We have tried to get my MIL to attend ADC (at our local Assisted Living Facility) a couple times a week - even ONCE a week - for exercise class and lunch out - she flatly and angrily refuses to even consider it. She doesn't want to be around a 'bunch of strangers.' She refuses to allow a senior companion either - she doesn't want 'strangers' in the house for hours at a time.

We know that if she went she would have a good time. They offer a variety of things to do - people aren't just sitting around. I told her it is NOT a nursing home - these folks are active yet. I took a look around one day and she has been to the facility for her flu shot - she knows that it is a pretty place. I even went over during a Western Day festival last summer and the residents seemed to be having a really good time. Nice decorations, food, entertainment. It was not 'cheesy' and the residents were not treated like little kids. It was respectful.

My MIL's visiting nurse feels that my MIL is her own worst enemy. She has decided that she is miserable and no one is going to be allowed to make it better. I just hope that when I reach her age - IF I reach her age - that I will have better sense than to cut off my own nose to spite my face.

My husband and I may be forced to put her in Assisted Living for a week while we take some needed 'time off' - we are hoping her son will have her come visit - but we are not holding our breath on that one and have made other arrangements. Maybe if she spends a week in the facility she may be more inclined to make use of their facility for a half day a week and enjoy a change of pace from TV.

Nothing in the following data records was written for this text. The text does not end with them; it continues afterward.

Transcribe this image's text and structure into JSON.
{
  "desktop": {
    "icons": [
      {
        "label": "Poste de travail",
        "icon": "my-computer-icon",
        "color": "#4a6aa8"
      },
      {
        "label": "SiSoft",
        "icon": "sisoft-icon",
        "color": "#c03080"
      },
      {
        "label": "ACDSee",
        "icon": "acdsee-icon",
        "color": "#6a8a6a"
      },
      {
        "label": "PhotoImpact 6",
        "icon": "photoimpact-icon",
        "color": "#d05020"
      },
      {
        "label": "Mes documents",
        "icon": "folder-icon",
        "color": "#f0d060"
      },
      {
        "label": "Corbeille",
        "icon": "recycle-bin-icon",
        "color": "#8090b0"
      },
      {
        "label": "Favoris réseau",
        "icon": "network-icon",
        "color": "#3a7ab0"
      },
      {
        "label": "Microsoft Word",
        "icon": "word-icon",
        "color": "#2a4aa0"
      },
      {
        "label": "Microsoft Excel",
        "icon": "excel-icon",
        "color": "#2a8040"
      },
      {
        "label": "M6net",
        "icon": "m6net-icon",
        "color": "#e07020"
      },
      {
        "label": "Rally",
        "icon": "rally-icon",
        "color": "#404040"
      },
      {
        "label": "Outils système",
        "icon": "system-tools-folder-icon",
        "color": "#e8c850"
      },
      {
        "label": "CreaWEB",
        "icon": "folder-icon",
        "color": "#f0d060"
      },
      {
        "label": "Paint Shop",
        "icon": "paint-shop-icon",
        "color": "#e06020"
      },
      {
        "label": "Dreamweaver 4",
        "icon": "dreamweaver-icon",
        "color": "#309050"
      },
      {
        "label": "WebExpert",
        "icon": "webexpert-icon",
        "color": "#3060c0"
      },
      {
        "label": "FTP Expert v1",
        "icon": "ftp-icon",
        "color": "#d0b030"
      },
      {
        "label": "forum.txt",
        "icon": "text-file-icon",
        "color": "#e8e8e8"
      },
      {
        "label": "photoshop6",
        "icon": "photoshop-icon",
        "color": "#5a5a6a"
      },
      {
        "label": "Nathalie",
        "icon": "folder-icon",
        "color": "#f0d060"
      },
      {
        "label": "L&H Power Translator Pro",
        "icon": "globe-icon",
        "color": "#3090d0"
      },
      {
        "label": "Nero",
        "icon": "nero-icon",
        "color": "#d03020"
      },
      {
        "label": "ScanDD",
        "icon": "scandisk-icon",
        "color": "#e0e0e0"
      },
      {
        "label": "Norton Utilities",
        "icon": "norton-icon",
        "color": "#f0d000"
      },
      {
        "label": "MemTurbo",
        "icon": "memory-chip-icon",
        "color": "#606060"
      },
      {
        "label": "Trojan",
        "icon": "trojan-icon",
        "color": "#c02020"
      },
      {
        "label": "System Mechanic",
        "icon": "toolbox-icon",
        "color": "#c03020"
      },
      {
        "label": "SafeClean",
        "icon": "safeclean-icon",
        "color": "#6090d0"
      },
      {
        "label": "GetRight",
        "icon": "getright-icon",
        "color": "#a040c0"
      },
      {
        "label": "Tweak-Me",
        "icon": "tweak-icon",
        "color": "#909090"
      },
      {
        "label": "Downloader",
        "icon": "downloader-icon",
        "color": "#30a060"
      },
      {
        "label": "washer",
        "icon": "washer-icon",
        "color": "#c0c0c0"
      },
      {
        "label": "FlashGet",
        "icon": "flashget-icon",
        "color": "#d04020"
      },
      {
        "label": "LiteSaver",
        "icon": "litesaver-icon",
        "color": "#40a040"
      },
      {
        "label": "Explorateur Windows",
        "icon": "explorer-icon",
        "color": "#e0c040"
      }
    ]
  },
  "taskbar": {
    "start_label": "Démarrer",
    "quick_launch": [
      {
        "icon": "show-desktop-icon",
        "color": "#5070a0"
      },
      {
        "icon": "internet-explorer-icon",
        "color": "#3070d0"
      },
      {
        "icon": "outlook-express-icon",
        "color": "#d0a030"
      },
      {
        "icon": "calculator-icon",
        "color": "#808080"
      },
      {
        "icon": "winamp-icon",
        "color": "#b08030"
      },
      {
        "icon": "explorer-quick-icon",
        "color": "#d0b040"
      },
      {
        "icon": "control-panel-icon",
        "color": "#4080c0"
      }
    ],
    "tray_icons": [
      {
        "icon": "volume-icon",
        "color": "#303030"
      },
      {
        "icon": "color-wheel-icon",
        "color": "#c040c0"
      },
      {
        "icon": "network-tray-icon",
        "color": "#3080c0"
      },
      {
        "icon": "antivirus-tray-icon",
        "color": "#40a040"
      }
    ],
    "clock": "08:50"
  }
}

Would love to hear how others have managed to convince their parents to give this a try. It would be wonderful if she had something 'current and new' to discuss with us besides the same 50 year old stories :0) I think spending a bit of time at Day Care would be perfect. But, we don't feel we should force her to do something she doesn't want. She knows WHY she must be there for a week while we are gone. She isn't a bit happy about that either.
Maybe calling it a Daily Senior/Adult Care Activity Center would be more of a desirable term than daycare.
Whenever I take my grandpa to "daycare". I always refer to it as "care center" when speaking to him. We don't like to use the word daycare because they may think it's infantile and for children. His daycare consists of clients of all ages, not only seniors. He is the oldest client in the facility (he's 91) with dementia. The 2nd oldest is another client an 88 year old lady also with dementia both of them are in great shape.